What if your movement is more complex? The concept remains the same. Keep your units in seconds, not frames, and multiply by delta each frame.


Working in pixels and seconds is much easier to conceptualize too, since it relates to how we measure these quantities in the real world. “Gravity is 100 pixels/second/second, so after the ball falls for 2 seconds, it’s traveling at 200 pixels/second.” If you’re working with frames, then you have to think about acceleration in units of pixels/frame/frame. Go ahead and try - it’s not very natural.

For example, if you are applying a gravity, that’s an acceleration - each frame it will increase the velocity by some amount. As in the above example, the velocity then changes the node’s position.

Try adjusting delta and target_fps in the following code to see the effect:

extends Node2D

# Acceleration in pixels/sec/sec.
var gravity = Vector2(0, 120)
# Acceleration in pixels/frame/frame.
var gravity_frame = Vector2(0, .033)

# Velocity in pixels/sec or pixels/frame.
var velocity = Vector2.ZERO

var use_delta = false
var target_fps = 60

func _ready():
    Engine.target_fps = target_fps

func _process(delta):
    if use_delta:
        velocity += gravity * delta
        $Sprite.position += velocity * delta
        velocity += gravity_frame
        $Sprite.position += velocity

Note that we’re multiplying by our timestep each frame to update both velocity and position. Any quantity that is updated every frame should be multiplied by delta to ensure it changes independent or frame rate.

Using kinematic functions

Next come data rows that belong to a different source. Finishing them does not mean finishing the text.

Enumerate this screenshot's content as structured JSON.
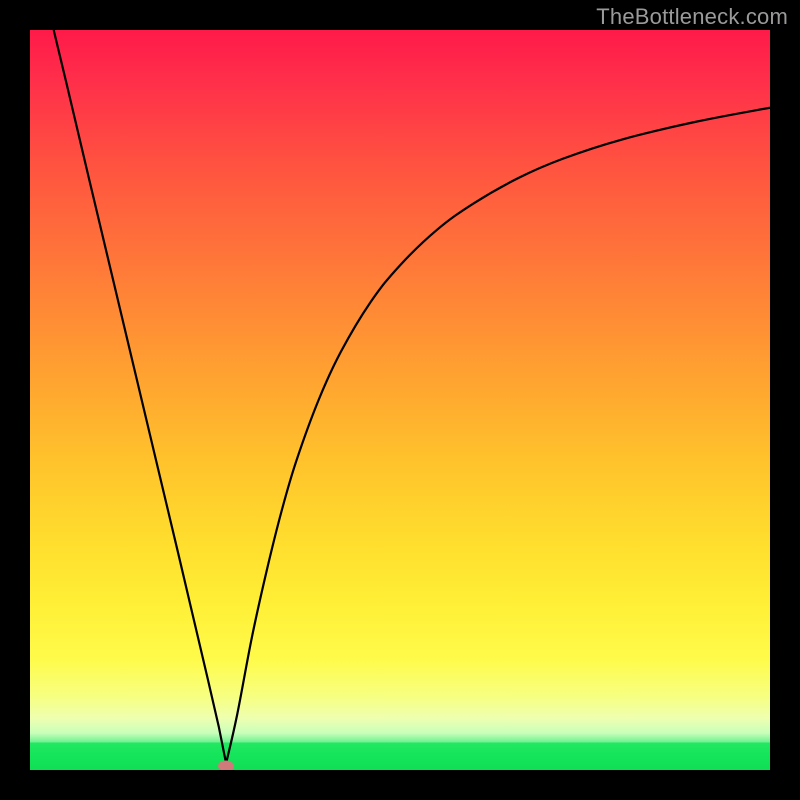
{
  "watermark": "TheBottleneck.com",
  "colors": {
    "page_bg": "#000000",
    "watermark": "#9a9a9a",
    "curve": "#000000",
    "marker": "#cf7b79",
    "gradient_top": "#ff1a49",
    "gradient_mid": "#ffdb2d",
    "gradient_bottom": "#10df55"
  },
  "chart_data": {
    "type": "line",
    "title": "",
    "xlabel": "",
    "ylabel": "",
    "xlim": [
      0,
      100
    ],
    "ylim": [
      0,
      100
    ],
    "grid": false,
    "legend": false,
    "annotations": [
      {
        "type": "marker",
        "x": 26.5,
        "y": 0.6,
        "shape": "ellipse",
        "color": "#cf7b79"
      }
    ],
    "series": [
      {
        "name": "descending-left",
        "x": [
          3.2,
          5,
          8,
          11,
          14,
          17,
          20,
          22,
          24,
          25.5,
          26.5
        ],
        "y": [
          100,
          92.5,
          79.8,
          67.2,
          54.6,
          42.0,
          29.4,
          20.9,
          12.4,
          5.9,
          0.9
        ]
      },
      {
        "name": "rising-right",
        "x": [
          26.5,
          28,
          30,
          32,
          34,
          36,
          39,
          42,
          46,
          50,
          55,
          60,
          66,
          72,
          80,
          90,
          100
        ],
        "y": [
          0.9,
          7.5,
          18.0,
          27.0,
          35.0,
          41.8,
          50.0,
          56.5,
          63.2,
          68.2,
          73.0,
          76.6,
          80.0,
          82.6,
          85.2,
          87.6,
          89.5
        ]
      }
    ],
    "background": {
      "type": "vertical-gradient",
      "stops": [
        {
          "pos": 0.0,
          "color": "#ff1a49"
        },
        {
          "pos": 0.33,
          "color": "#ff8a34"
        },
        {
          "pos": 0.68,
          "color": "#ffdb2d"
        },
        {
          "pos": 0.9,
          "color": "#f5ff8a"
        },
        {
          "pos": 0.965,
          "color": "#23e862"
        },
        {
          "pos": 1.0,
          "color": "#10df55"
        }
      ]
    }
  }
}
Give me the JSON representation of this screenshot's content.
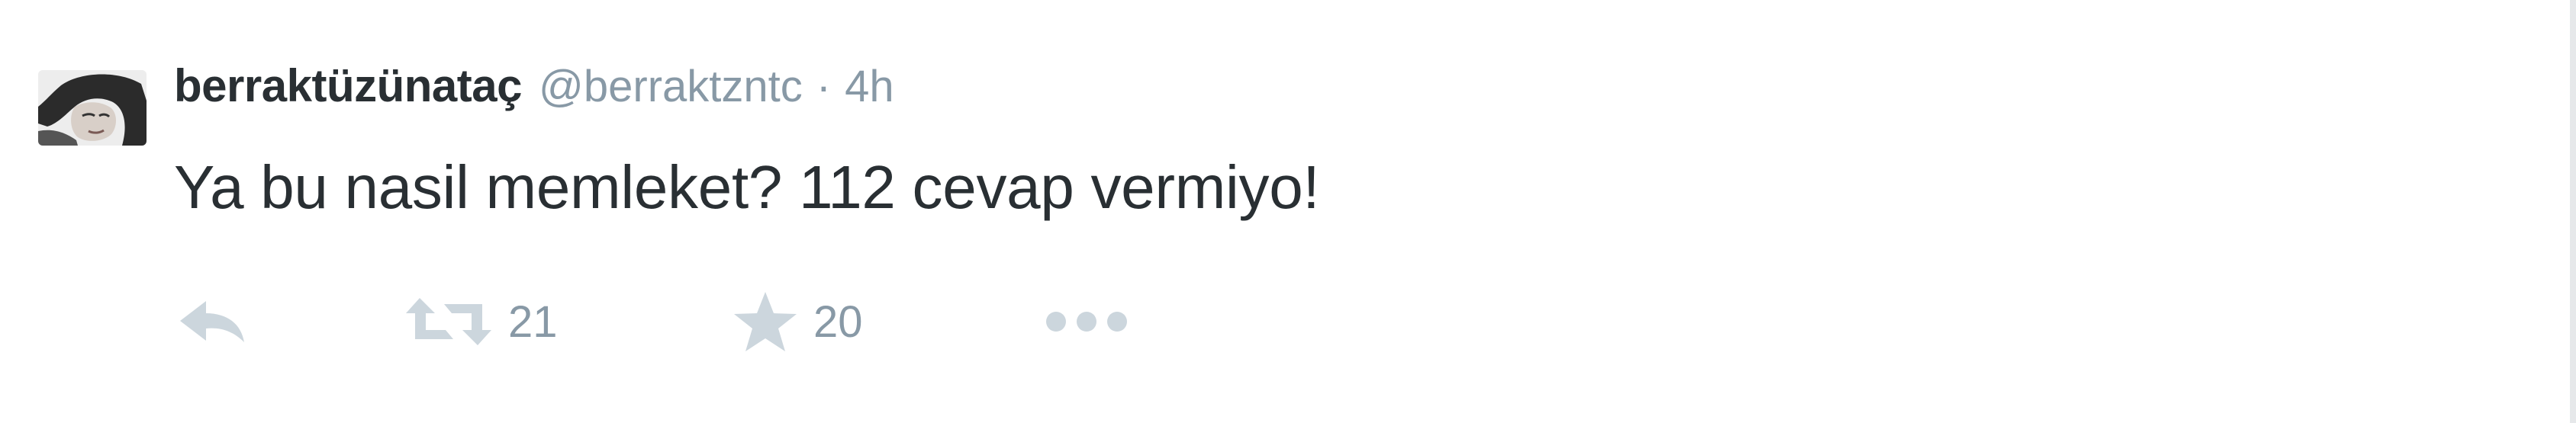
{
  "tweet": {
    "fullname": "berraktüzünataç",
    "screen_name": "@berraktzntc",
    "separator": "·",
    "timestamp": "4h",
    "text": "Ya bu nasil memleket? 112 cevap vermiyo!"
  },
  "actions": {
    "reply_icon": "reply-icon",
    "retweet_icon": "retweet-icon",
    "retweet_count": "21",
    "favorite_icon": "star-icon",
    "favorite_count": "20",
    "more_icon": "more-dots-icon"
  },
  "colors": {
    "name": "#292f33",
    "muted": "#8899a6",
    "icon": "#ccd6dd",
    "background": "#ffffff"
  }
}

In the above examples, we’ve used a Sprite to keep things simple, updating the position every frame. If you’re using a kinematic body (in 2D or 3D), you’ll instead be using one of its movement methods. Specifically in the case of move_and_slide(), there tends to be some confusion, because it uses the velocity vector, not the position. This means you won’t multiply your velocity by delta to find distance - the function does that for you. But you will still need to apply it on any other calculations, such as the acceleration. For example:

# Sprite movement code:
velocity += gravity * delta
position += velocity * delta

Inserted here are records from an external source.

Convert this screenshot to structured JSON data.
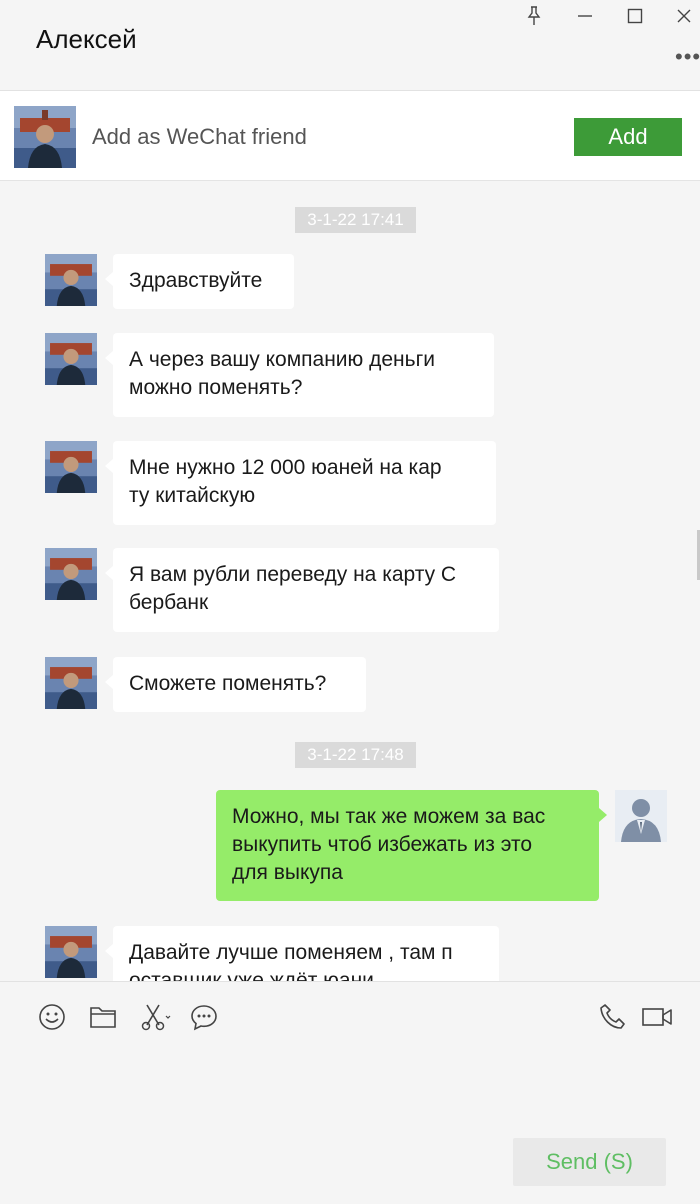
{
  "header": {
    "title": "Алексей",
    "more_label": "•••"
  },
  "icons": {
    "pin": "pin-icon",
    "minimize": "minimize-icon",
    "maximize": "maximize-icon",
    "close": "close-icon",
    "emoji": "emoji-icon",
    "folder": "folder-icon",
    "scissors": "scissors-icon",
    "chat_history": "chat-history-icon",
    "phone": "phone-icon",
    "video": "video-call-icon"
  },
  "add_friend": {
    "label": "Add as WeChat friend",
    "button": "Add"
  },
  "chat": {
    "timestamp_1": "3-1-22 17:41",
    "timestamp_2": "3-1-22 17:48",
    "messages": [
      {
        "from": "contact",
        "text": "Здравствуйте"
      },
      {
        "from": "contact",
        "text": "А через вашу компанию деньги\nможно поменять?"
      },
      {
        "from": "contact",
        "text": "Мне нужно 12 000 юаней на кар\nту китайскую"
      },
      {
        "from": "contact",
        "text": "Я вам рубли переведу на карту С\nбербанк"
      },
      {
        "from": "contact",
        "text": "Сможете поменять?"
      },
      {
        "from": "me",
        "text": "Можно, мы так же можем за вас\n выкупить чтоб избежать из это\nдля выкупа"
      },
      {
        "from": "contact",
        "text": "Давайте лучше поменяем , там п\nоставщик уже ждёт юани"
      }
    ]
  },
  "input": {
    "value": "",
    "send_label": "Send (S)"
  },
  "colors": {
    "accent": "#3d9b38",
    "my_bubble": "#95ec69",
    "send_text": "#5fbe63"
  }
}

# Kinematic body movement code:
velocity += gravity * delta

If you don’t use delta when applying acceleration to your velocity, then your acceleration will be subject to fluctuations in frame rate. This can have a_much more subtle effect on movement - it will be inconsistent, but much more difficult to diagnose.


When using move_and_slide() you still need to apply delta to any other quantities such as gravity, friction, etc.